Prostate cancer now third biggest cancer killer in the UK
The number of men dying from the disease has risen due to the country’s increasing and ageing population.
Prostate cancer has overtaken breast cancer to become the third biggest cancer killer in the UK, new research shows.
Prostate Cancer UK said the number of men dying from prostate cancer every year has overtaken the number of women dying from breast cancer, with 11,819 men now dying from prostate cancer in the UK every year – the equivalent of one man every 45 minutes.
This compares with 11,442 women who die from breast cancer.
Lung cancer and bowel cancer remain the two most common cancers to die from.
After being diagnosed with advanced prostate cancer at 44, Kurt was left with a colostomy bag and struggled with depression.— Prostate Cancer UK (@ProstateUK) February 1, 2018
2 years ago he shared a photo that went viral. And here he is now.

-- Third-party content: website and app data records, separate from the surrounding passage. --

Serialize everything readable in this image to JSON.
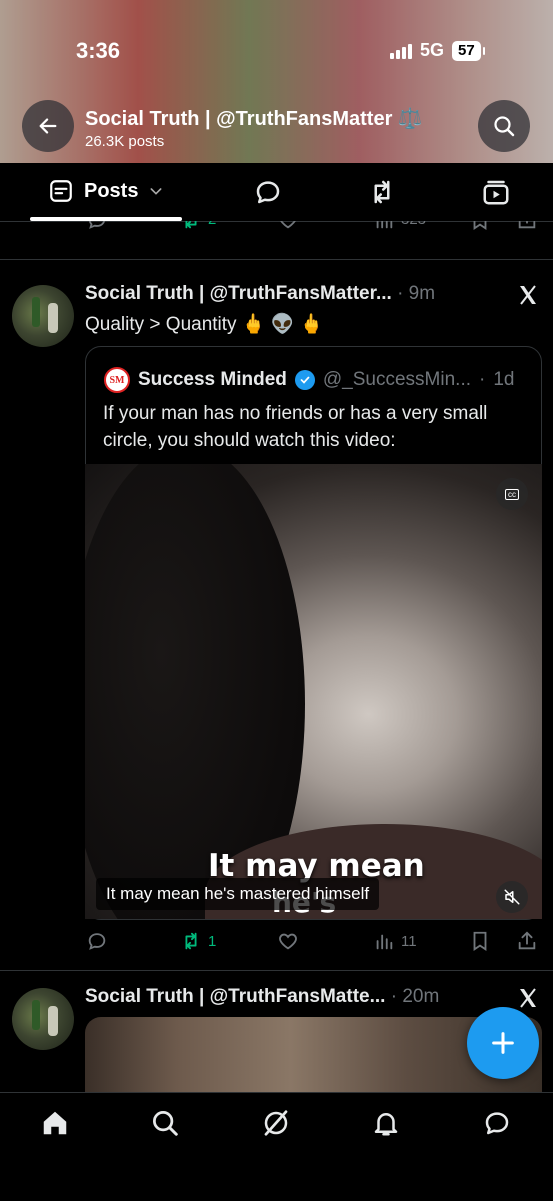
{
  "status_bar": {
    "time": "3:36",
    "network": "5G",
    "battery": "57"
  },
  "profile_header": {
    "title": "Social Truth | @TruthFansMatter",
    "title_emoji": "⚖️",
    "posts_count": "26.3K posts"
  },
  "tabs": {
    "active_label": "Posts"
  },
  "partial_row": {
    "retweets": "2",
    "views": "323"
  },
  "post1": {
    "author": "Social Truth | @TruthFansMatter...",
    "time": "9m",
    "text": "Quality > Quantity 🖕 👽 🖕",
    "quote": {
      "logo_text": "SM",
      "name": "Success Minded",
      "handle": "@_SuccessMin...",
      "time": "1d",
      "text": "If your man has no friends or has a very small circle, you should watch this video:"
    },
    "video": {
      "caption_big_line1": "It may mean",
      "caption_big_line2": "he's",
      "caption_small": "It may mean he's mastered himself",
      "cc_label": "cc"
    },
    "actions": {
      "retweets": "1",
      "views": "11"
    }
  },
  "post2": {
    "author": "Social Truth | @TruthFansMatte...",
    "time": "20m"
  },
  "colors": {
    "accent": "#1d9bf0",
    "retweet": "#00ba7c",
    "muted": "#71767b",
    "border": "#2f3336"
  },
  "icons": [
    "back-arrow-icon",
    "search-icon",
    "posts-tab-icon",
    "chevron-down-icon",
    "reply-icon",
    "retweet-icon",
    "media-tab-icon",
    "x-logo-icon",
    "like-icon",
    "views-icon",
    "bookmark-icon",
    "share-icon",
    "plus-icon",
    "home-icon",
    "grok-icon",
    "bell-icon",
    "messages-icon",
    "verified-icon",
    "mute-icon"
  ]
}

👏Thank you for continuing to raise awareness #TimeToTalkhttps://t.co/AYtgDuc96W pic.twitter.com/DpjOWXXTK3
Trends show that the number of women dying from breast cancer has been steadily decreasing since 1999, however the same downward death trend is yet to be seen in prostate cancer.
Over the same period breast cancer has benefited from a screening programme, along with significant investments in research, and there have been more than double the number of published breast cancer studies compared with prostate cancer studies, the charity said.

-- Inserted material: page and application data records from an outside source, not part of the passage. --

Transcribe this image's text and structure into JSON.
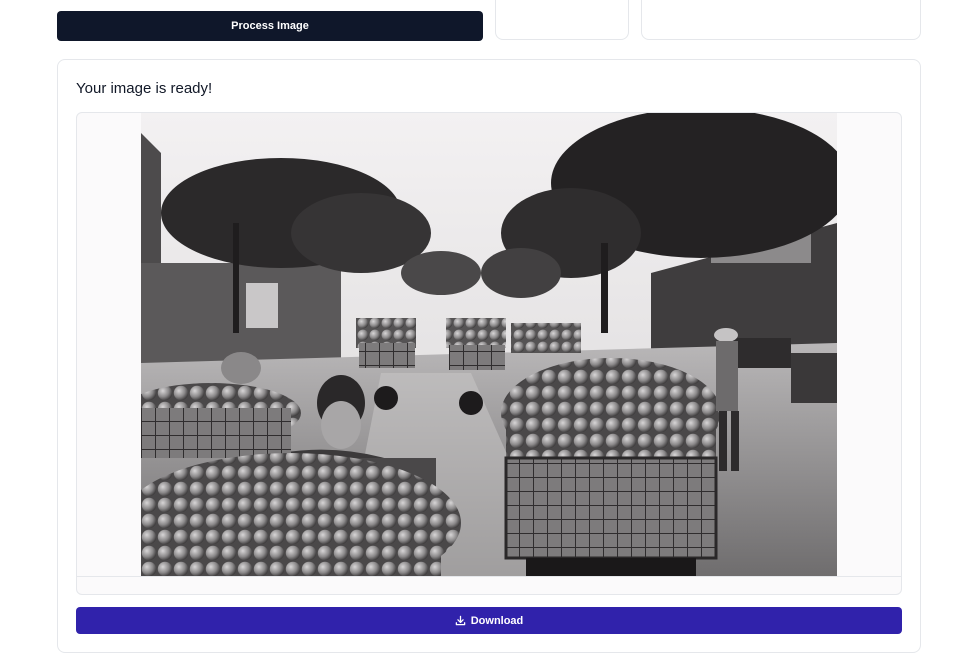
{
  "toolbar": {
    "process_label": "Process Image"
  },
  "result": {
    "title": "Your image is ready!",
    "image_alt": "Black and white street market photo with carts of lychee fruit",
    "download_label": "Download",
    "download_icon": "download-icon"
  },
  "colors": {
    "process_button": "#0f172a",
    "download_button": "#3022ab",
    "card_border": "#e5e7eb"
  }
}
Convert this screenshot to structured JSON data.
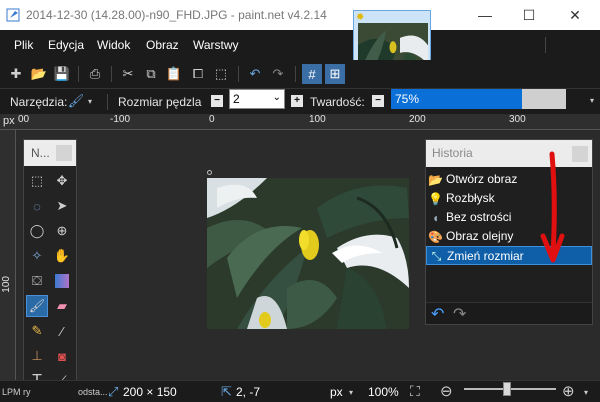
{
  "window": {
    "title": "2014-12-30 (14.28.00)-n90_FHD.JPG - paint.net v4.2.14",
    "minimize_glyph": "—",
    "maximize_glyph": "☐",
    "close_glyph": "✕"
  },
  "menu": [
    "Plik",
    "Edycja",
    "Widok",
    "Obraz",
    "Warstwy"
  ],
  "tool_options": {
    "tools_label": "Narzędzia:",
    "brush_size_label": "Rozmiar pędzla",
    "brush_size_value": "2",
    "hardness_label": "Twardość:",
    "hardness_value_text": "75%",
    "hardness_fraction": 0.75,
    "minus_glyph": "−",
    "plus_glyph": "+"
  },
  "ruler": {
    "unit": "px",
    "ticks": [
      "00",
      "-100",
      "0",
      "100",
      "200",
      "300"
    ],
    "vertical_tick": "100"
  },
  "tools_panel": {
    "title": "N..."
  },
  "history": {
    "title": "Historia",
    "items": [
      {
        "label": "Otwórz obraz",
        "icon": "folder-icon"
      },
      {
        "label": "Rozbłysk",
        "icon": "lightbulb-icon"
      },
      {
        "label": "Bez ostrości",
        "icon": "blur-icon"
      },
      {
        "label": "Obraz olejny",
        "icon": "palette-icon"
      },
      {
        "label": "Zmień rozmiar",
        "icon": "resize-icon",
        "selected": true
      }
    ]
  },
  "status": {
    "left_text": "LPM ry",
    "left_text2": "odsta...",
    "image_size": "200 × 150",
    "cursor_pos": "2, -7",
    "unit": "px",
    "zoom": "100%",
    "zoom_fraction": 0.47
  },
  "colors": {
    "accent": "#0f5ea8",
    "arrow": "#e01010",
    "menubar": "#1b1b1b"
  }
}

Despite the alarming figures, the charity added the shift does not represent a worsening situation for prostate cancer and men diagnosed today are two-and-a-half times more likely to live for 10 years or more than if they were diagnosed in 1990.
It is due to an increasing and ageing population that the number of men dying from the disease is rising.
Prostate Cancer UK chief executive Angela Culhane said: “It’s incredibly encouraging to see the tremendous progress that has been made in breast cancer over recent years.
“The introduction of precision medicine, a screening programme and a weighty research boost has no doubt played an important role in reducing the number of women who die from the disease.
“With half the investment and half the research it’s not surprising that progress in prostate cancer is lagging behind.
“However, the good news is that many of these developments could be applied to prostate cancer and we’re confident that with the right funding, we can dramatically reduce deaths within the next decade.”
The charity estimates that it needs to fund around £120 million of research over the next eight years to reverse the trend and achieve its 10-year goal of halving the number of expected prostate cancer deaths by 2026.
In a bid to ramp up its fundraising, the charity has launched a series of March for Men walks around the UK to help raise funds.
Professional dancer and Celebrity Big Brother housemate Wayne Sleep was diagnosed and treated for prostate cancer in 2015 and will be leading the London March for Men for the second year running.
He said: “I was one of the lucky ones – thankfully my prostate cancer was detected early and I received treatment before it spread elsewhere.
“But thousands of other men are not so lucky, every year prostate cancer continues to claim the lives of nearly 12,000 fathers, brothers, partners and friends and this must stop.”